Citigroup to Boost FX-Trading Fees 25% for Some CustomersSam Mamudi, Dakin Campbell and John Detrixhe
Citigroup Inc., the largest provider of prime-brokerage services to firms trading currencies, is using that size to extract higher fees from clients, according to people familiar with the firm’s pricing.
Citigroup is raising prices for clearing and settling currency trades, according to four people with knowledge of the move, who asked not to be identified to preserve their relationship with the New York-based firm. For at least some clients, the price climbed by roughly 25 percent, one of the people said.
The currency dealer has told customers it’s charging more as heightened volatility makes the $5.3-trillion-a-day market more perilous, and as technology and client-coverage costs climb, according to a person familiar with the matter. Higher revenue from price increases would provide Citigroup some relief after the bank suffered more than $150 million in losses on a jump in the Swiss franc and paid more than $1 billion to settle regulatory probes of exchange-rate manipulation.

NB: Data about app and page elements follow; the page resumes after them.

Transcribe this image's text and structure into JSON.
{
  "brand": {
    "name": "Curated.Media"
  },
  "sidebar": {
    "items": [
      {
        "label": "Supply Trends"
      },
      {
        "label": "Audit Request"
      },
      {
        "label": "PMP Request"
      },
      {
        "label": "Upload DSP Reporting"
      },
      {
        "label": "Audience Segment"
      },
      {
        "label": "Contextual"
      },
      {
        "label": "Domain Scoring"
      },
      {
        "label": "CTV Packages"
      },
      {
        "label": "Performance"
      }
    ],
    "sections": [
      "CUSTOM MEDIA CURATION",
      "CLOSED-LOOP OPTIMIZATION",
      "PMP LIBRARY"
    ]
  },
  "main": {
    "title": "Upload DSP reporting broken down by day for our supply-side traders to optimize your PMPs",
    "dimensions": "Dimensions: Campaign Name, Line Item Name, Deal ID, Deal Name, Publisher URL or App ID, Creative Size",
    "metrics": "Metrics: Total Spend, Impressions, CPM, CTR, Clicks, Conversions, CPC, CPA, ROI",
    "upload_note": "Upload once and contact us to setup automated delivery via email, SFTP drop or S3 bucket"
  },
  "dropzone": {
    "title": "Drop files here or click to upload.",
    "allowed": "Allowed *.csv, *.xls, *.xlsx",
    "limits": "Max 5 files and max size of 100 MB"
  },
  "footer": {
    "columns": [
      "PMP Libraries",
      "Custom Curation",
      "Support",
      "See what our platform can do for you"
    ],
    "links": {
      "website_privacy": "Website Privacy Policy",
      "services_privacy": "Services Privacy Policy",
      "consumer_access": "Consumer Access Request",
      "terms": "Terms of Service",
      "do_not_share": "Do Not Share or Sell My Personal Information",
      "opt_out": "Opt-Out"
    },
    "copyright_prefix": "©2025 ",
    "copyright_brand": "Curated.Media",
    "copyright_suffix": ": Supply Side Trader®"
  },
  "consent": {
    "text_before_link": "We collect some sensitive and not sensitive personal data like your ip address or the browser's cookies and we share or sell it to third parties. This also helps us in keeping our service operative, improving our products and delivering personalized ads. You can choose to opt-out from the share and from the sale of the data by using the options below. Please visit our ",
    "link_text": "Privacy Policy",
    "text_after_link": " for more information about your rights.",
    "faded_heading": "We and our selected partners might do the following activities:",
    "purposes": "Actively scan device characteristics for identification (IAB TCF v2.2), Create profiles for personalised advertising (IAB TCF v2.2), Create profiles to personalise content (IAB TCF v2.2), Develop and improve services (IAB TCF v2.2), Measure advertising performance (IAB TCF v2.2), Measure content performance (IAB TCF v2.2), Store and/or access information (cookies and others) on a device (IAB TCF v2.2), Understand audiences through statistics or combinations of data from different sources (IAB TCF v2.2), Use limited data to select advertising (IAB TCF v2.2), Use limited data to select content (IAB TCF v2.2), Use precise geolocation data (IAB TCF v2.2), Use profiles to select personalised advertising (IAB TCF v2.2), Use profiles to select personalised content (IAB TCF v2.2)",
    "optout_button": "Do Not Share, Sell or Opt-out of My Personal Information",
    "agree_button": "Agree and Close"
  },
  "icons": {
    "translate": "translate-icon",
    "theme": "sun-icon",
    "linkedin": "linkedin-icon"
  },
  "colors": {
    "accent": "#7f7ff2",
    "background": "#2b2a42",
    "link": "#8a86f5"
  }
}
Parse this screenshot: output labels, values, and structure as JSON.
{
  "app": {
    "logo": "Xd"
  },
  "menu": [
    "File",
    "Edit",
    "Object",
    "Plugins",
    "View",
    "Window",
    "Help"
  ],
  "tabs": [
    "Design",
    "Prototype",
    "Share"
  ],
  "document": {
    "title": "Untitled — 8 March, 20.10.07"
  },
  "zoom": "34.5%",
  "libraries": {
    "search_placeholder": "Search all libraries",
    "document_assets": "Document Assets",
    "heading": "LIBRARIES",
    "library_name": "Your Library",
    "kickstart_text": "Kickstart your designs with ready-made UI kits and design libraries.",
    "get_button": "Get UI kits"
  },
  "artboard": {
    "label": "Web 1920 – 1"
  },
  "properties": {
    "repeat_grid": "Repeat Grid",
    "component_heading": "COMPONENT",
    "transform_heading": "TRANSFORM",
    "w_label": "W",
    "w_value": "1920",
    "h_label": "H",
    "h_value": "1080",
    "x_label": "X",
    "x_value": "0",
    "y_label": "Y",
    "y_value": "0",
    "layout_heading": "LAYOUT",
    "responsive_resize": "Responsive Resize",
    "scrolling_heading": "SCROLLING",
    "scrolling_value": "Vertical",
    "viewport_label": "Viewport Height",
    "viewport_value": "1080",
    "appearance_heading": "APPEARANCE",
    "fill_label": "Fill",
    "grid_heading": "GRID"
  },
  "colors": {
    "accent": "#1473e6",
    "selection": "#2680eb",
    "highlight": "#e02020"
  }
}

“In light of the increased risks in markets, it’s sensible to expect a higher premium in order to continue to keep the lights on,” said Javier Paz, a senior analyst at Aite Group LLC.
Foreign-exchange prime brokerages provide clearing, settlement and financing for clients such as hedge funds, high-frequency-trading firms and retail foreign-exchange brokers. Once an institution has a prime-brokerage account it can trade anywhere that accepts the prime broker and will transact under that broker’s name.
The price increase means a client paying $1 for every $1 million traded would now be charged $1.25 instead.
Margins -- the amount of collateral banks require in case a counterparty fails to pay -- also have increased, making trades more expensive, two people said.
“As a matter of policy we do not comment on fees,” Scott Helfman, a spokesman at the New York-based bank, said in an e-mailed statement. Sanjay Madgavkar runs the business for Citigroup and reports to the global head of foreign-exchange and local markets, Nadir Mahmud.
Some of the world’s biggest currency dealers are preparing to charge for other services as well. Barclays Plc, Deutsche Bank AG and JPMorgan Chase & Co. have told customers in recent weeks they may impose fees for trades executed at the WM/Reuters rates, including the 4 p.m. London fix, people familiar with the matter said earlier this week. Citigroup is weighing similar plans, one of the people said.
That move follows a September report from the Financial Stability Board, a body made up of global regulators, which recommended banks introduce a transparent pricing mechanism on such trades to remove the incentive for dealers to manipulate the benchmark to make a profit. Clients have until now been able to trade at the WM/Reuters rates at no charge.
Citigroup paid the heftiest penalty in November when regulators in the U.S. and Europe fined six banks a total of $4.3 billion. Investigators found traders colluded to rig currency benchmarks and boost their own profits at the expense of pensioners, investors, companies and ordinary citizens. Criminal probes of banks are still pending in the U.S.
The fight to provide prime-brokerage services in the currency market had driven down prices in recent years, leading some banks to scale back and allowing others to build market share. The big winners in the shakeout were Citigroup, as well as Deutsche Bank and JPMorgan, according to Paz.
Last year Citigroup also ended Frankfurt-based Deutsche Bank’s nine-year reign as the top currency trader in the annual Euromoney Institutional Investor Plc survey.
Currency prime brokerage can be a risky business.
The Swiss central bank’s surprise decision last month to let the franc trade freely against the euro triggered a spike in the nation’s currency and losses at Citigroup. The bank had magnified its exposure by failing to renew offsetting hedges a week earlier, people with knowledge of the situation said last month.
Citigroup also provided services including credit to FXCM Inc., the largest U.S. retail foreign-exchange brokerage, which almost failed as clients were stung by the franc’s swing. A $300 million bailout from Leucadia National Corp., owner of investment bank Jefferies Group LLC, saved FXCM from violating capital requirements.